“We have the lead so they start taking chances, and then we get sucked into playing that style of game,” said captain Sidney Crosby. “They’re pinching a lot and we’re getting an odd-man rush and, instead of managing the puck, we’re taking chances and kind of throwing the puck everywhere. And, when you play that kind of game, whoever’s going to score the last goal is going to win. We were flirting with danger there and we realized that in the third.”
And, with 1:16 remaining, it was the Penguins who found a way to score the last goal – from Crosby, naturally, taking a feed from his linemates and finding the net in his typical, flair-for-the-dramatic style.
“It was a good forecheck. Kuni [Chris Kunitz] got a hit to separate the guy from the puck, and then Duper [Pascal Dupuis] found me there on the side of the net,” Crosby said.
“[Those big goals] feel good and that wasn’t our best game.

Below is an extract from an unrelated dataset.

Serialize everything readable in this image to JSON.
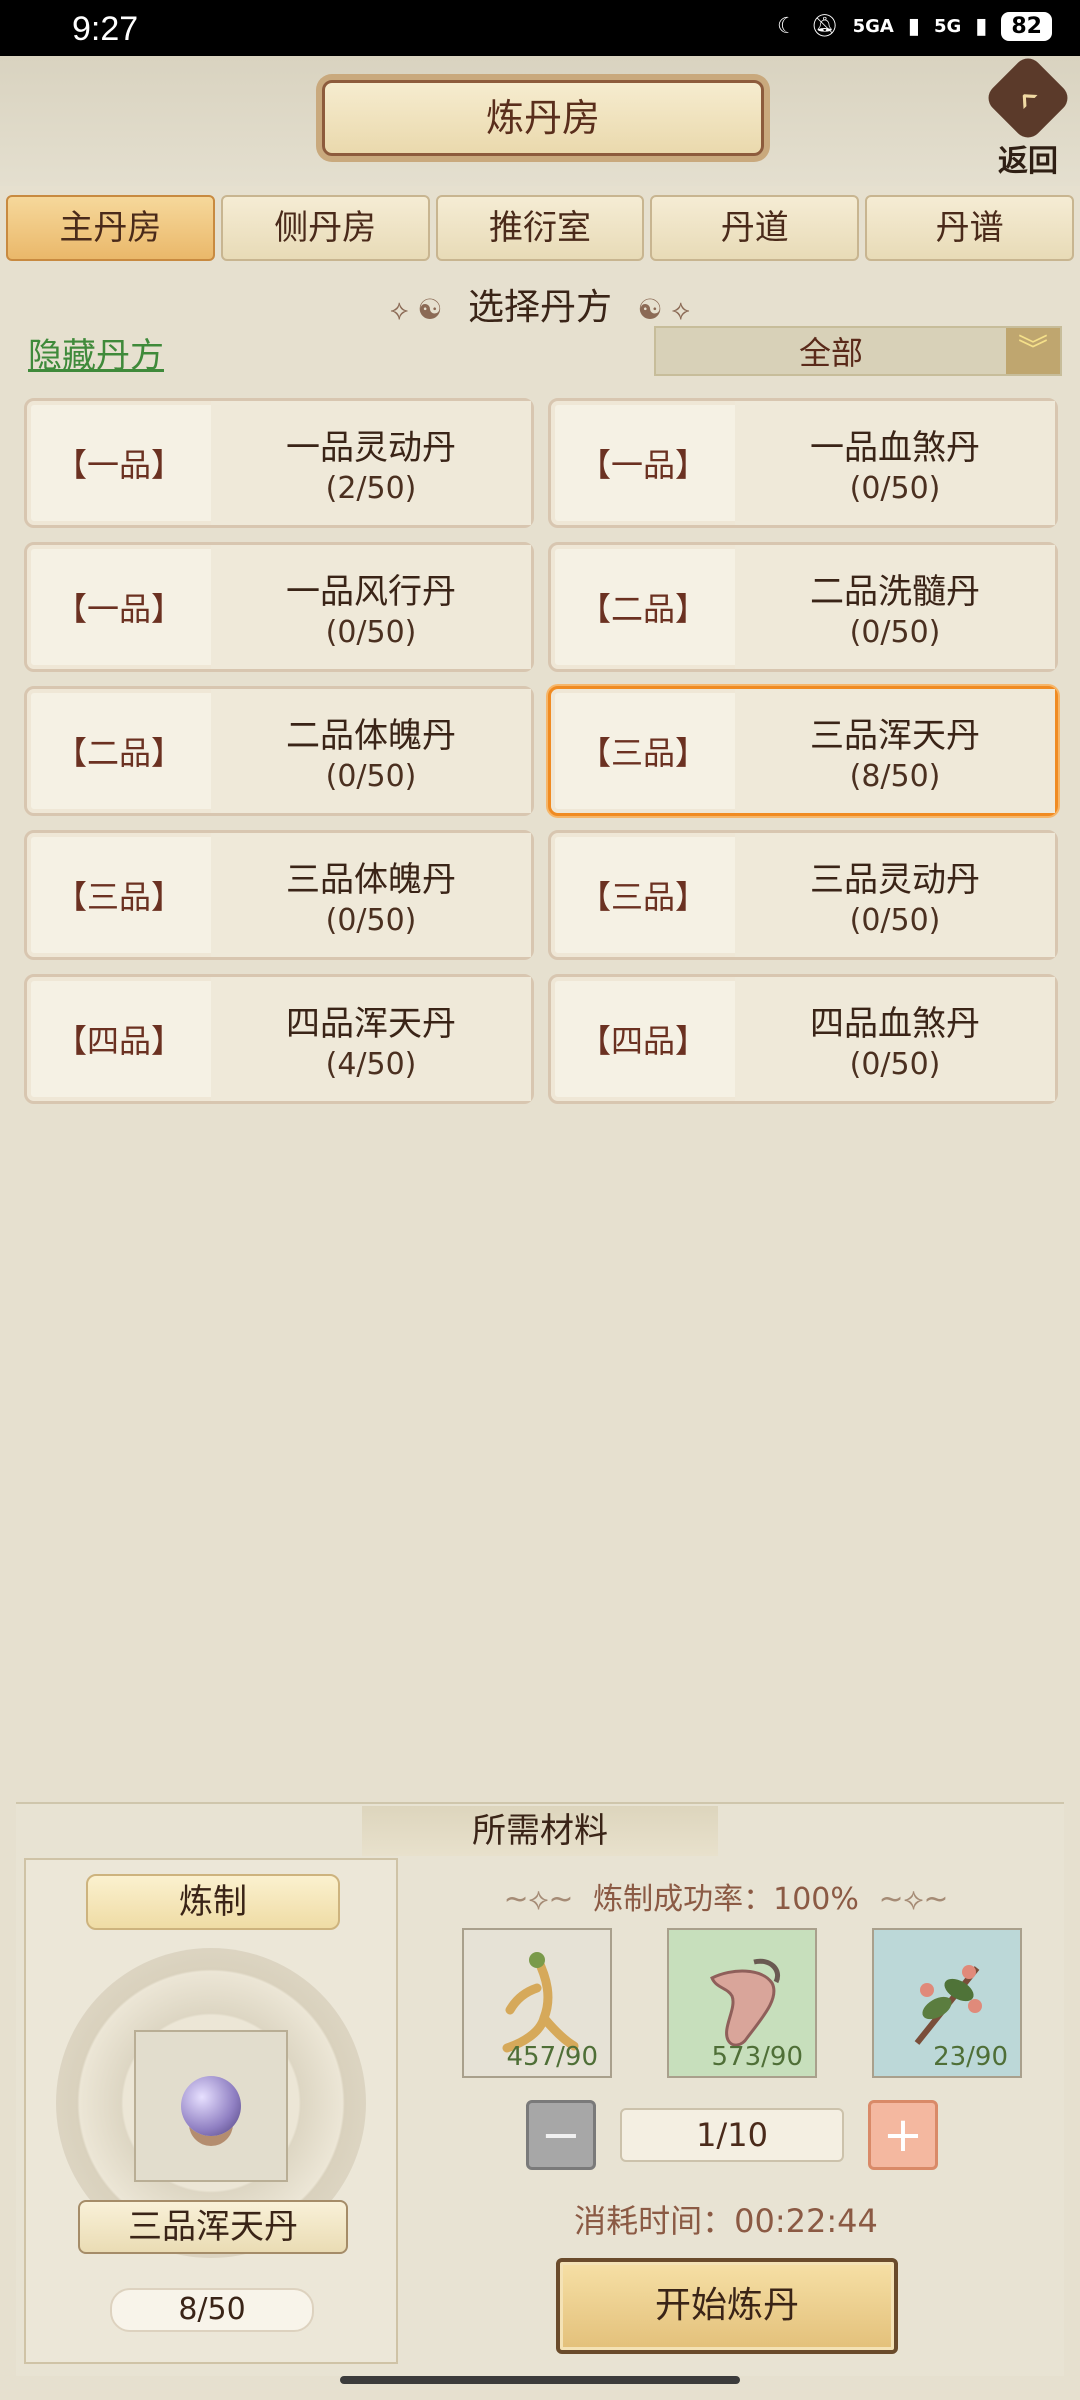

We had a lot of chances, probably could’ve put it away early, but they hung around. They generate a lot; we gave them a few turnovers and they’re a good offensive team. To find a way to win that one is important.”
The 4-3 win also featured backup netminder Jeff Zatkoff getting his first NHL victory – Fleury gets the start in his hometown of Montreal on Saturday – and star center Evgeni Malkin finally finding the net after 15 games without a goal on a feed from linemate James Neal, who passed up his own chance on a breakaway.
“I gave James some grief when he came back to the bench; he should’ve shot that one,” Bylsma said. “That was one of those 3-on-1 execution plays and he had a great opportunity to shoot the puck and he’s a shooter. He elected to go to Geno, and it did find its way to the back of the net. I know it was a good moment for him, getting the result and getting the goal; Evgeni’s played some real good hockey and done some good things. [That] was a big moment for him and, next time, James should shoot it.”
Despite the attention paid to Malkin’s goal drought, however, the 27-year-old Russian could hardly be accused of slumping. He’s netted 14 assists in those 15 games, and that’s required a special kind of individual resilience, Crosby said.
“I think it’s easy to get frustrated; the expectation is that he’s going to score more often, and that pressure’s there,” Crosby said. “But for being a little frustrated, as anyone would be, he’s found ways to contribute.
“That’s not easy, and I think that’s something that could be overlooked. He’s helped the guys around him; he’s created a lot offensively. And I think, now that he’s got that one, he’ll start seeing them go in a lot more.”